But according to ITF representative John Wood, the American Club “never provided anything to the ships’ crews” until the recent repatriation of the crew of a decommissioned 13,554 dwt Lua ( built in 2010) in the Dominican Republic.
Part of the problem may depend on when a ship’s crew can claim the redress they are owed.
The American Club insists he played by the rules.
“The union has a one-sided, non-commercial view of things and it’s an unfair view of the club,” legal director Daniel Tadros told TradeWinds.
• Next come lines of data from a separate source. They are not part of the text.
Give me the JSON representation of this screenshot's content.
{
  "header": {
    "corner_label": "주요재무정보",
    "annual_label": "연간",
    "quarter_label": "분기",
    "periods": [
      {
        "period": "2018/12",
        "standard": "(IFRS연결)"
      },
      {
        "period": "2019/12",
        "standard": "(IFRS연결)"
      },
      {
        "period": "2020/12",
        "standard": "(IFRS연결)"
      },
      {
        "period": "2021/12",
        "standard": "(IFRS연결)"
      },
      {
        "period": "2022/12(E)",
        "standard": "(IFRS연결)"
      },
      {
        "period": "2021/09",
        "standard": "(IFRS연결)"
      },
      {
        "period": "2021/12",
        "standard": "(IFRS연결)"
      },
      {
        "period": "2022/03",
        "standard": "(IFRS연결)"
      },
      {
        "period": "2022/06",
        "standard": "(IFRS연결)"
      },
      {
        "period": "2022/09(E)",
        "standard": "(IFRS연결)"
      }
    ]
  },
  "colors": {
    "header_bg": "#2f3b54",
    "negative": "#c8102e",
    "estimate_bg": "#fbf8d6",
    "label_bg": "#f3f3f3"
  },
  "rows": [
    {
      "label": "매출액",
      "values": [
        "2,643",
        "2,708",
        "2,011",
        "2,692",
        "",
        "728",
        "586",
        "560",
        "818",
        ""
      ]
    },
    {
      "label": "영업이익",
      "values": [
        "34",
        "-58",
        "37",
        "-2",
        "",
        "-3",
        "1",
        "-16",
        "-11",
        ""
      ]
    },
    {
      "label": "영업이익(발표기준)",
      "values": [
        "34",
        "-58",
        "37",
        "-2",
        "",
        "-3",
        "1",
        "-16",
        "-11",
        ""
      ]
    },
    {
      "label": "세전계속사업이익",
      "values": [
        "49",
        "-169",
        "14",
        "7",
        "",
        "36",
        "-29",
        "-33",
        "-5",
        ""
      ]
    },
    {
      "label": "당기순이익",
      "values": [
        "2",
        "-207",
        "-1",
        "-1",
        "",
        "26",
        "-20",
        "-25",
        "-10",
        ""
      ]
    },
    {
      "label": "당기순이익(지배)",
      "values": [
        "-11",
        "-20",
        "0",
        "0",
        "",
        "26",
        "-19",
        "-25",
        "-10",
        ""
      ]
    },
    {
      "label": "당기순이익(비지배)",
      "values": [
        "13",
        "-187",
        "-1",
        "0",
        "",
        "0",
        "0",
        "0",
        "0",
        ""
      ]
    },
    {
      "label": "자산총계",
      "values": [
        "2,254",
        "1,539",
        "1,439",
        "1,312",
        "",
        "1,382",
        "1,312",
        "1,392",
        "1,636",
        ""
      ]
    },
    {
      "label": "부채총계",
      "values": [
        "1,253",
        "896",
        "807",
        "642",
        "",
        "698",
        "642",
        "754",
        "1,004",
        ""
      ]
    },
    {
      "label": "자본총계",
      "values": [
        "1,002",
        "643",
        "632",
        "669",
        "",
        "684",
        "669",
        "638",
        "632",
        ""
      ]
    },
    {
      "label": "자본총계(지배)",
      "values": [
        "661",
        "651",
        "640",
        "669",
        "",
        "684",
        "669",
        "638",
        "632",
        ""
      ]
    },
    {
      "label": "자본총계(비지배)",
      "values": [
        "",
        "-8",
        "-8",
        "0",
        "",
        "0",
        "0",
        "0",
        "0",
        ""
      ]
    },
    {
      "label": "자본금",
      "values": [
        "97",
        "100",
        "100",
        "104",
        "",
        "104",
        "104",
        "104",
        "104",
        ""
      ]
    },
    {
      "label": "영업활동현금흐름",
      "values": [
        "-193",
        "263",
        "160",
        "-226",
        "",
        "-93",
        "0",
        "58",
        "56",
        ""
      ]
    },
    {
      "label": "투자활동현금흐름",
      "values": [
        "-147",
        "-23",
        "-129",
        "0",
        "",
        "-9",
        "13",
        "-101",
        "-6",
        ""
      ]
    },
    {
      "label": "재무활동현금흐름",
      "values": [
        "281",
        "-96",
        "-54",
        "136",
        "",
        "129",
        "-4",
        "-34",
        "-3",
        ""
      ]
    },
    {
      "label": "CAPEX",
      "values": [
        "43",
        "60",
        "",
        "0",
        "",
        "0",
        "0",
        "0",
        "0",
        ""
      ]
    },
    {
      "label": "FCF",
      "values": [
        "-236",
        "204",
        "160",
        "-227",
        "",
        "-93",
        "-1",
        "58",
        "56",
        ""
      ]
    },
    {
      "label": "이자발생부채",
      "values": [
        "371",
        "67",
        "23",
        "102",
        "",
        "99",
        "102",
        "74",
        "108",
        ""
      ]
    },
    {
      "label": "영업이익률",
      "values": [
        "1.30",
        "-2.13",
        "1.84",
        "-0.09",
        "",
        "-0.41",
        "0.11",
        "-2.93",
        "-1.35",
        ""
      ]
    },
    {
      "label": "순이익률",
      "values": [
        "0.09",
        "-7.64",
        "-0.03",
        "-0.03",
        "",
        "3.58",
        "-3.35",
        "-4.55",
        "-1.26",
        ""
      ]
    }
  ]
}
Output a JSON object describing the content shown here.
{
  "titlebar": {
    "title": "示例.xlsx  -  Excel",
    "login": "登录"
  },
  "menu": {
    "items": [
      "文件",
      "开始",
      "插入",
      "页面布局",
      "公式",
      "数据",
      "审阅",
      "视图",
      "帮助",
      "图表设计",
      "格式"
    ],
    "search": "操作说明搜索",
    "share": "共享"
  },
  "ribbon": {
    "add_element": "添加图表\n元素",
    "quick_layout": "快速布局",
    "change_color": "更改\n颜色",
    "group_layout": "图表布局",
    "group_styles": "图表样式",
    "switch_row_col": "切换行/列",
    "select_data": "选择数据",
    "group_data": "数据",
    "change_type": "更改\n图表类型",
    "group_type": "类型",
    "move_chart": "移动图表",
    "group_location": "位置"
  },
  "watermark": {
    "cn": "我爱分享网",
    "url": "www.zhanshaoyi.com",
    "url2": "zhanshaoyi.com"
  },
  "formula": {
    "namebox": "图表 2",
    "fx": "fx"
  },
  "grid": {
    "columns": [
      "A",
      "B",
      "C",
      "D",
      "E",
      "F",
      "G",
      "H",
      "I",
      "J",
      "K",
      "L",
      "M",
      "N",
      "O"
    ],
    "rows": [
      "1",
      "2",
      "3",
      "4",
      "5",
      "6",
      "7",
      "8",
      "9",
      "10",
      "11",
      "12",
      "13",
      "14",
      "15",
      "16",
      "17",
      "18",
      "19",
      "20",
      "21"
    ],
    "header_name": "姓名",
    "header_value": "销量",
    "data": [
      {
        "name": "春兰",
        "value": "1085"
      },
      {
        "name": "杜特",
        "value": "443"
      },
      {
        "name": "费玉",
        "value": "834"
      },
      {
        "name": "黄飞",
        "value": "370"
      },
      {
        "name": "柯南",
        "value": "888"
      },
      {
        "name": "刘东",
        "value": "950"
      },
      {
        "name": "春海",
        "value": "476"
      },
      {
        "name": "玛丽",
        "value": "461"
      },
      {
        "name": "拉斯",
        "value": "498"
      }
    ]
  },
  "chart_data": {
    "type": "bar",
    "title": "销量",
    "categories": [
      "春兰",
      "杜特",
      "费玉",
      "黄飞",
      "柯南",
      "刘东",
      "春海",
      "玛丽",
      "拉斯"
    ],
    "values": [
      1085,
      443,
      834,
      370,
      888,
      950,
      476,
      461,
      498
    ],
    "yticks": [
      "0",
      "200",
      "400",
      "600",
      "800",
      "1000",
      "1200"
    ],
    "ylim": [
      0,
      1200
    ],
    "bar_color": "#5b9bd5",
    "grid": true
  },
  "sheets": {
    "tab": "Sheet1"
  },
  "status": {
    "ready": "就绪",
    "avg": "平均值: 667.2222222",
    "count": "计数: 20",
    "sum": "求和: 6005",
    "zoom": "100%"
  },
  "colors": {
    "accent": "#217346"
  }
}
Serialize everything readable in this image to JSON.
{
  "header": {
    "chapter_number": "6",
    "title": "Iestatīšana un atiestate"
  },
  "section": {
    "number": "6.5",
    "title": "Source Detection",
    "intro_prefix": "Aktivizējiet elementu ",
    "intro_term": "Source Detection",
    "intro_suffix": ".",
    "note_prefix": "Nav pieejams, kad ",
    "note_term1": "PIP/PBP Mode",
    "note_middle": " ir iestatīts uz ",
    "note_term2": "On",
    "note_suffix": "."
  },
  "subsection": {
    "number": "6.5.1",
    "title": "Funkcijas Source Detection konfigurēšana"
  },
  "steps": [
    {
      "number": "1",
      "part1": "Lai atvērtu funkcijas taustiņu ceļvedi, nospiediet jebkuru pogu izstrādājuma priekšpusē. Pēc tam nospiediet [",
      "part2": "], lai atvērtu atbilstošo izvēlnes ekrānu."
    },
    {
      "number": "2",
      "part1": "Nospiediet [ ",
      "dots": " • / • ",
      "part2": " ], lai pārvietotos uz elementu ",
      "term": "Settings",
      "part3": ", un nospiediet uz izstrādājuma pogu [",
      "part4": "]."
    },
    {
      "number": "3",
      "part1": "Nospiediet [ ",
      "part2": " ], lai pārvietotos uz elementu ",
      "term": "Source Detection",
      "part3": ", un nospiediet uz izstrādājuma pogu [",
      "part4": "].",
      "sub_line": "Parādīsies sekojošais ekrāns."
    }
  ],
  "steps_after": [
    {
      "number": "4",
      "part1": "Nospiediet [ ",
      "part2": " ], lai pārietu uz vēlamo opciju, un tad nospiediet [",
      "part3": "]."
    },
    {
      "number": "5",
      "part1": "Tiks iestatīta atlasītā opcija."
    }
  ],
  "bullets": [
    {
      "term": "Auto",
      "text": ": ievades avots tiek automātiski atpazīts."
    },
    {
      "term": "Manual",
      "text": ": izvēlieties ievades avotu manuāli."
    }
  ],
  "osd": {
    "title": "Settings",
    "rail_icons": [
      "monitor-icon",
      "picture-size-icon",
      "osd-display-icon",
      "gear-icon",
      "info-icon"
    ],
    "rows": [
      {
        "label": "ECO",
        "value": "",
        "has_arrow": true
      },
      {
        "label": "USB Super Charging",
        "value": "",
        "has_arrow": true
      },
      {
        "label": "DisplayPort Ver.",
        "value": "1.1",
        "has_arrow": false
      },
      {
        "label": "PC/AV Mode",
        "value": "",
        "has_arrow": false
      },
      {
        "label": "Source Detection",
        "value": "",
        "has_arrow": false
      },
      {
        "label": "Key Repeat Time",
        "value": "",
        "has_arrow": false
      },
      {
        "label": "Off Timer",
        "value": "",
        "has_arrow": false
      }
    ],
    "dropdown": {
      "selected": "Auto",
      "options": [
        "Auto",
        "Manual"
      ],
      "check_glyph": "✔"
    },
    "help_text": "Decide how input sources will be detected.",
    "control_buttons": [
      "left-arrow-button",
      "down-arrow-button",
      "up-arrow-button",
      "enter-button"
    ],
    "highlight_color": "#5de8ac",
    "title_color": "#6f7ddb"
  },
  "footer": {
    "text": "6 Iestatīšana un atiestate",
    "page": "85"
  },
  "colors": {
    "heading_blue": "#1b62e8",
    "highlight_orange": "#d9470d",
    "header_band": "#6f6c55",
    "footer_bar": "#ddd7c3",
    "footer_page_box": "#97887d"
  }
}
“We the clubs are not the bad guys here. We are here to help but they are upsetting us at every turn and that is not in the spirit of the MLC. The spirit of the MLC is to help the abandoned crew members and we are all here to help, not to be harassed and upset by the ITF.
If he and the ITF’s Wood agree on anything, it’s that the Saint James case is an extreme case that has tested the modified MLC.
In particular, Wood said, the drafters did not think of the case where P&I clubs refuse to provide assistance until the crew leaves the ship, and port states refuse to let the crew disembark, whether for reasons of port security or because of political hostilities as in the case of the Pakistani crew in Indian ports.
This compounded the problems for the crews of two vessels, the 18,041 dwt Aeon (built in 2012) and the 11,479 dwt Sol (built in 2007). Both have now been auctioned off in Indian courts, with one crew paying a month’s salary, the other none at all, and both awaiting legal proceedings that could take anywhere from 18 months to three years.
“The crews of these ships have teetered from disaster to disaster,” Wood told TradeWinds.
“First, the ruthless disregard of owner Saint James in abandoning the crews. Second, the inaction of the P&I club. The American Club has utterly failed to do what it was obligated to do, namely to provide the crew with the financial security stipulated in the MLC.
“Third, the reneging of its agreement by the mortgagee, EnTrust Global.”
(TradeWinds previously reported the forgery allegation and a $270,000 payment by charterer Cargill International to the crew of the Aeon.)
“Fourth, the Indian courts, where the crew have been left at the mercy of a legal system where recovering wages will likely take months or even years,” he said.
The shipping industry is a system with so many moving parts that in the event of shameful exploitation, it can be difficult to find the correct part to blame. But maybe that’s the point.